Staff Reflections – Teaming

Staff reflections from September, 2011:

The big news, for staff and the institution, is the “change in guard” of the principal.  In the time period between this Central Council meeting and the last, we have said goodbye to Charlotte Caron who, in a trying time, offered steady and gracious leadership as Acting Principal, and we have said hello, with great excitement, to Maylanne Maybee, our new Principal.  Transition continues to be an on-going theme for the staff team; we are embracing the newness with a sense of possibility and enthusiasm.

On August 30th the staff team gathered for a day of staff team development.  With a brand new principal, and a couple of newer staff members, this day provided an opportunity for getting to know one another and clarifying assumptions about working relationships.  The Human Resources Committee had arranged for an outside facilitator, Barb Gemmel, to guide us through the day.  Unfortunately, Barb had a nasty fall the week before the event and was unable to be with us.  The staff rallied round and divvyed up the tasks of designing and leading sections of the day.  In the end, the time together proved to be creative, fun, informative, revealing and helpful.  That we were able to share the responsibility in such a competent fashion demonstrated the maturity and gifts of the group.  This report will highlight the insights from that day and also from a regular Wednesday morning staff worship that also focussed on the theme of teaming. 
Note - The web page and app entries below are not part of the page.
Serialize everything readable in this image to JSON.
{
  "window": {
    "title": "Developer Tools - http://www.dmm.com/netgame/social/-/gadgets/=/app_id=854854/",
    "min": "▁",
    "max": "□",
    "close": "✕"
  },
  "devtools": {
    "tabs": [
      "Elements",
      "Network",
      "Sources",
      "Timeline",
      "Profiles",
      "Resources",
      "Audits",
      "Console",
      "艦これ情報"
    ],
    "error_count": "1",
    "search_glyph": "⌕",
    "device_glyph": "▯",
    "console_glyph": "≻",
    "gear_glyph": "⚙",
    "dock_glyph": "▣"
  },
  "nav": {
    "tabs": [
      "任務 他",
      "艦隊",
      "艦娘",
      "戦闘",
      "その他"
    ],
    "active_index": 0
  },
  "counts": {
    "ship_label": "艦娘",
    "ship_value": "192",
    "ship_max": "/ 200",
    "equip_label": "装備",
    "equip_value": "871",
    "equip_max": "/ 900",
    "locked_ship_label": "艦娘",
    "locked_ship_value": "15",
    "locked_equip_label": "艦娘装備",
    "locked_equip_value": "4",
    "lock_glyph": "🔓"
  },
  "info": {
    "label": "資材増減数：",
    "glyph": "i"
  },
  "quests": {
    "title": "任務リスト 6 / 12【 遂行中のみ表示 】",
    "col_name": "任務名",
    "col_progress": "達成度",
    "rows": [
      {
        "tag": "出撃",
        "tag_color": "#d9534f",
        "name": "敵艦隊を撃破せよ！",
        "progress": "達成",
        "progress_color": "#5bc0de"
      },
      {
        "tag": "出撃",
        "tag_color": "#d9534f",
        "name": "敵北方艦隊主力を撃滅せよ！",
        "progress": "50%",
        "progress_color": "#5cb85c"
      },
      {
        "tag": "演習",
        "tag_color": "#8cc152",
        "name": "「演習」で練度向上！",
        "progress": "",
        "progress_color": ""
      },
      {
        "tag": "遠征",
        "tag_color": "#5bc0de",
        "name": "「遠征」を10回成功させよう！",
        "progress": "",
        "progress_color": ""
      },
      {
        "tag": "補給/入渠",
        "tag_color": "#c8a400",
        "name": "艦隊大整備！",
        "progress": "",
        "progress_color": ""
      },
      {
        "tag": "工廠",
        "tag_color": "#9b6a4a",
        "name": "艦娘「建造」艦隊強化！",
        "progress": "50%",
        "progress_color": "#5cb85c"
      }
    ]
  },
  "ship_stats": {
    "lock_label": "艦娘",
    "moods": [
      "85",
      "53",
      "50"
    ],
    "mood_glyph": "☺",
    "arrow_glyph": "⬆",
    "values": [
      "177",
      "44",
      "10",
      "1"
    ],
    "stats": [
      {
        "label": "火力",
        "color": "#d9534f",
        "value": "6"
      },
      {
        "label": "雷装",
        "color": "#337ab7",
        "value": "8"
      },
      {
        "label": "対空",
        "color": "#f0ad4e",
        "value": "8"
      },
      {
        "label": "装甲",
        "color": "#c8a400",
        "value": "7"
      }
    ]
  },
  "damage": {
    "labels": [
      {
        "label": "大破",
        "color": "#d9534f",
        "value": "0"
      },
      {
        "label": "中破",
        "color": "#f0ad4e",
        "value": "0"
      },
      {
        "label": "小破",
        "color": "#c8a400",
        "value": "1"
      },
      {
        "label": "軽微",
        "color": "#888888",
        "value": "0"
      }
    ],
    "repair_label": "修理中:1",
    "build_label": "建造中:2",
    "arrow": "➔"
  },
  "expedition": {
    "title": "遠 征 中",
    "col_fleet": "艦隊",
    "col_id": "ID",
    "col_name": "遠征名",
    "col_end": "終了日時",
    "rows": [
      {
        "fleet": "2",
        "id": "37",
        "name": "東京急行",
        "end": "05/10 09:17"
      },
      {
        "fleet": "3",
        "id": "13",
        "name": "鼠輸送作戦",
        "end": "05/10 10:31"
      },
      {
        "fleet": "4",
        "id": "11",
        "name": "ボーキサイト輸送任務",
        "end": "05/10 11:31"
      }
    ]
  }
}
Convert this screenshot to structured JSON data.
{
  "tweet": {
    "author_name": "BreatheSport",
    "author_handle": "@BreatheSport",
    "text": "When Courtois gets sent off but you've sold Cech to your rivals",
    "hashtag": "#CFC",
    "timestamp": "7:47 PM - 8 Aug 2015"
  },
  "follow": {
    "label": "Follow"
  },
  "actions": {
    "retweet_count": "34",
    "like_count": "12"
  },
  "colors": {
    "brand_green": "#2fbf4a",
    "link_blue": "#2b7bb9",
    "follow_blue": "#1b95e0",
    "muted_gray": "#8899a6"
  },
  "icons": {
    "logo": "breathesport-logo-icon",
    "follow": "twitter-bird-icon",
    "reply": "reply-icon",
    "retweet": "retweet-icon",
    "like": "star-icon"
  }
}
Opening worship set the prayerful, reflective tone for the staff development day as we considered the Body of Christ imagery from 1 Corinthians 12.  The morning continued with extensive check in and sharing of hopes and concerns, values and principles, self-awareness and working styles.  Some input on change theory and transition management was offered.  A section of the afternoon was devoted to collecting images and visions for teaming together.  In our process, certain words and ideas emerged: commitment, reflection, encouragement, support and trust.  We took a run at drafting vision statements for our staff team.  These statements have been gathered, and we agreed that at subsequent staff meetings we will re-visit and hone the many into one clear vision statement.  We also spent time articulating the resources and roadblocks to reaching our vision.  We felt that we have an enormous pool of talent, commitment and good will on the staff team and we are supported by a willing community of volunteers and great students but we are also faced with financial concerns and the danger of staff fatigue.  By the end of the day, we quickly named some concrete dreams for our staff team for the coming year.  These, too, will be pulled together and re-examined in the coming weeks.

The central theme of our faith is love, and consequently, love is connected to staff team relationships in this faith-based organization.  Love your neighbour is clearly related to the person in the next office.  The golden rule, do unto others, needs to guide our actions and behaviour.  The directive might not just include doing unto others “as you would yourself”, but it might involve doing unto others “as they would have for themselves.”  In Hebrews 10:24, one translation encourages “let us consider how to provoke one another to love and good deeds.”  This evocative use of the image of provocation suggests unsentimental and active ways of being in relationship.  In all our interactions we must discern with compassion and understanding.  This will enable us to be a model for others and other workplace cultures marked by competition and control.  In whatever we do, we want to remember the radical faith principles of journeying together: encouraging those who are falling behind and “hearing into speech” those whose voices are not heard.

Because staff fatigue remains a concern, we desire to find ways to energize ourselves.  Some literature suggests this concern is best addressed by developing a climate of servant leadership where encouragement and support are central characteristics of the work environment.  Stepping up to the plate for one another and helping each other go a long way toward ensuring this goal.  Reading the biblical story of Moses’ father-in-law insisting Moses get assistance reminded us to share the burden.  Jesus’ words “Come unto me, all you who are heavy laden” also put the workload in appropriate perspective.  It remains a privilege that we work in a place where calling on the spiritual resources of prayer and reflection are not just tolerated but encouraged and expected.  Also, in addressing staff tiredness, it probably would do us good to have some fun and laugh together more frequently!